Dataset excerpts
++++++++
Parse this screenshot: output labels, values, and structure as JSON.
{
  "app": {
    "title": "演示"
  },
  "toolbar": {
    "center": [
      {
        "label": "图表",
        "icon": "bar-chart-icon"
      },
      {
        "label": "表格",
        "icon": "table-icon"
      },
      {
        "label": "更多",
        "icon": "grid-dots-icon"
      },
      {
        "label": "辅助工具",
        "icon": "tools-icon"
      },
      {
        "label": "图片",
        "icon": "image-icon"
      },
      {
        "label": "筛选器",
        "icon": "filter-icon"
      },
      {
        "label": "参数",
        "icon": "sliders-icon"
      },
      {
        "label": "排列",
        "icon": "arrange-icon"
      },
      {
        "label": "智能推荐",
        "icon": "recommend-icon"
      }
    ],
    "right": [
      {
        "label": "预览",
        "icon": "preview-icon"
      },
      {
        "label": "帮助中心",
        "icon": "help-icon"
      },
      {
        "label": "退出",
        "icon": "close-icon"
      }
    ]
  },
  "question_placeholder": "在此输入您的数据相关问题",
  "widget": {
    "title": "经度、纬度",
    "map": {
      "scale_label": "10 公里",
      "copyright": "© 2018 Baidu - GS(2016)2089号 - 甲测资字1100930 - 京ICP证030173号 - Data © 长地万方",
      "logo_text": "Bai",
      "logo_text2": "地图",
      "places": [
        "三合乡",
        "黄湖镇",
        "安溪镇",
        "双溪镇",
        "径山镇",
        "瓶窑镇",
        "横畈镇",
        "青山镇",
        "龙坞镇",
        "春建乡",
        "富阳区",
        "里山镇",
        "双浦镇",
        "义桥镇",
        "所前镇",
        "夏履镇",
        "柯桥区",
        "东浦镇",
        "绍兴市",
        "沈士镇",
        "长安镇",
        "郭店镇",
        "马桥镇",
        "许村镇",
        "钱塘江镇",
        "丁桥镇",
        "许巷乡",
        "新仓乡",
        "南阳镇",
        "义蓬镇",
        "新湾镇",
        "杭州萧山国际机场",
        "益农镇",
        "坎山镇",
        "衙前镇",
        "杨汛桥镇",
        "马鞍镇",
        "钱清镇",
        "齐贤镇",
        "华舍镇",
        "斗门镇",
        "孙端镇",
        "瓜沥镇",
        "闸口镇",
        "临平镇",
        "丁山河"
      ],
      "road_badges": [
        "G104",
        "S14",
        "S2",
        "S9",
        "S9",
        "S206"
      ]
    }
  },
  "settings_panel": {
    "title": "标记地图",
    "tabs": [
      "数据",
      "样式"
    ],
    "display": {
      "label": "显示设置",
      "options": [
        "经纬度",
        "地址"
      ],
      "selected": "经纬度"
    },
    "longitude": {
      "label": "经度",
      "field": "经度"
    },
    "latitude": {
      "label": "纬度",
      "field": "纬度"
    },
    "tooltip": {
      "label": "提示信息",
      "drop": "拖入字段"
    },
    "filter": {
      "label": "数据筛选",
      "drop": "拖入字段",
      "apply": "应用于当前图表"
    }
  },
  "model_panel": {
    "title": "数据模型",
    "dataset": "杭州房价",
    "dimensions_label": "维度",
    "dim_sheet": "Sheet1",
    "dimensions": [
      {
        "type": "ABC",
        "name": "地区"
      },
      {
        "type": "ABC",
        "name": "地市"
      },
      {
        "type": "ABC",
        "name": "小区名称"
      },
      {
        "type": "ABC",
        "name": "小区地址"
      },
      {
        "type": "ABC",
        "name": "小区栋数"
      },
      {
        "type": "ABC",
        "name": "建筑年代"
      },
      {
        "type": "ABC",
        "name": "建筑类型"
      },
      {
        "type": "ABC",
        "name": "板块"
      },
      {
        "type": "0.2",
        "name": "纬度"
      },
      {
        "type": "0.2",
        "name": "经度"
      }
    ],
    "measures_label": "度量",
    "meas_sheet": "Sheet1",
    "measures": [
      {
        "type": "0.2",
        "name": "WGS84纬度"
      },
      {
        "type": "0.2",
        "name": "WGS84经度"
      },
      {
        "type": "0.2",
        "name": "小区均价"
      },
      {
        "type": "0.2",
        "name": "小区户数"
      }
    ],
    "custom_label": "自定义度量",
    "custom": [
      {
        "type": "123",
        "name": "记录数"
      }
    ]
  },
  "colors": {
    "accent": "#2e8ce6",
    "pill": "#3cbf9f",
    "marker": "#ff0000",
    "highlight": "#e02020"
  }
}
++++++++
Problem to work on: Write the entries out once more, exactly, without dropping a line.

Result for this task:
Parse this screenshot: output labels, values, and structure as JSON.
{
  "app": {
    "title": "演示"
  },
  "toolbar": {
    "center": [
      {
        "label": "图表",
        "icon": "bar-chart-icon"
      },
      {
        "label": "表格",
        "icon": "table-icon"
      },
      {
        "label": "更多",
        "icon": "grid-dots-icon"
      },
      {
        "label": "辅助工具",
        "icon": "tools-icon"
      },
      {
        "label": "图片",
        "icon": "image-icon"
      },
      {
        "label": "筛选器",
        "icon": "filter-icon"
      },
      {
        "label": "参数",
        "icon": "sliders-icon"
      },
      {
        "label": "排列",
        "icon": "arrange-icon"
      },
      {
        "label": "智能推荐",
        "icon": "recommend-icon"
      }
    ],
    "right": [
      {
        "label": "预览",
        "icon": "preview-icon"
      },
      {
        "label": "帮助中心",
        "icon": "help-icon"
      },
      {
        "label": "退出",
        "icon": "close-icon"
      }
    ]
  },
  "question_placeholder": "在此输入您的数据相关问题",
  "widget": {
    "title": "经度、纬度",
    "map": {
      "scale_label": "10 公里",
      "copyright": "© 2018 Baidu - GS(2016)2089号 - 甲测资字1100930 - 京ICP证030173号 - Data © 长地万方",
      "logo_text": "Bai",
      "logo_text2": "地图",
      "places": [
        "三合乡",
        "黄湖镇",
        "安溪镇",
        "双溪镇",
        "径山镇",
        "瓶窑镇",
        "横畈镇",
        "青山镇",
        "龙坞镇",
        "春建乡",
        "富阳区",
        "里山镇",
        "双浦镇",
        "义桥镇",
        "所前镇",
        "夏履镇",
        "柯桥区",
        "东浦镇",
        "绍兴市",
        "沈士镇",
        "长安镇",
        "郭店镇",
        "马桥镇",
        "许村镇",
        "钱塘江镇",
        "丁桥镇",
        "许巷乡",
        "新仓乡",
        "南阳镇",
        "义蓬镇",
        "新湾镇",
        "杭州萧山国际机场",
        "益农镇",
        "坎山镇",
        "衙前镇",
        "杨汛桥镇",
        "马鞍镇",
        "钱清镇",
        "齐贤镇",
        "华舍镇",
        "斗门镇",
        "孙端镇",
        "瓜沥镇",
        "闸口镇",
        "临平镇",
        "丁山河"
      ],
      "road_badges": [
        "G104",
        "S14",
        "S2",
        "S9",
        "S9",
        "S206"
      ]
    }
  },
  "settings_panel": {
    "title": "标记地图",
    "tabs": [
      "数据",
      "样式"
    ],
    "display": {
      "label": "显示设置",
      "options": [
        "经纬度",
        "地址"
      ],
      "selected": "经纬度"
    },
    "longitude": {
      "label": "经度",
      "field": "经度"
    },
    "latitude": {
      "label": "纬度",
      "field": "纬度"
    },
    "tooltip": {
      "label": "提示信息",
      "drop": "拖入字段"
    },
    "filter": {
      "label": "数据筛选",
      "drop": "拖入字段",
      "apply": "应用于当前图表"
    }
  },
  "model_panel": {
    "title": "数据模型",
    "dataset": "杭州房价",
    "dimensions_label": "维度",
    "dim_sheet": "Sheet1",
    "dimensions": [
      {
        "type": "ABC",
        "name": "地区"
      },
      {
        "type": "ABC",
        "name": "地市"
      },
      {
        "type": "ABC",
        "name": "小区名称"
      },
      {
        "type": "ABC",
        "name": "小区地址"
      },
      {
        "type": "ABC",
        "name": "小区栋数"
      },
      {
        "type": "ABC",
        "name": "建筑年代"
      },
      {
        "type": "ABC",
        "name": "建筑类型"
      },
      {
        "type": "ABC",
        "name": "板块"
      },
      {
        "type": "0.2",
        "name": "纬度"
      },
      {
        "type": "0.2",
        "name": "经度"
      }
    ],
    "measures_label": "度量",
    "meas_sheet": "Sheet1",
    "measures": [
      {
        "type": "0.2",
        "name": "WGS84纬度"
      },
      {
        "type": "0.2",
        "name": "WGS84经度"
      },
      {
        "type": "0.2",
        "name": "小区均价"
      },
      {
        "type": "0.2",
        "name": "小区户数"
      }
    ],
    "custom_label": "自定义度量",
    "custom": [
      {
        "type": "123",
        "name": "记录数"
      }
    ]
  },
  "colors": {
    "accent": "#2e8ce6",
    "pill": "#3cbf9f",
    "marker": "#ff0000",
    "highlight": "#e02020"
  }
}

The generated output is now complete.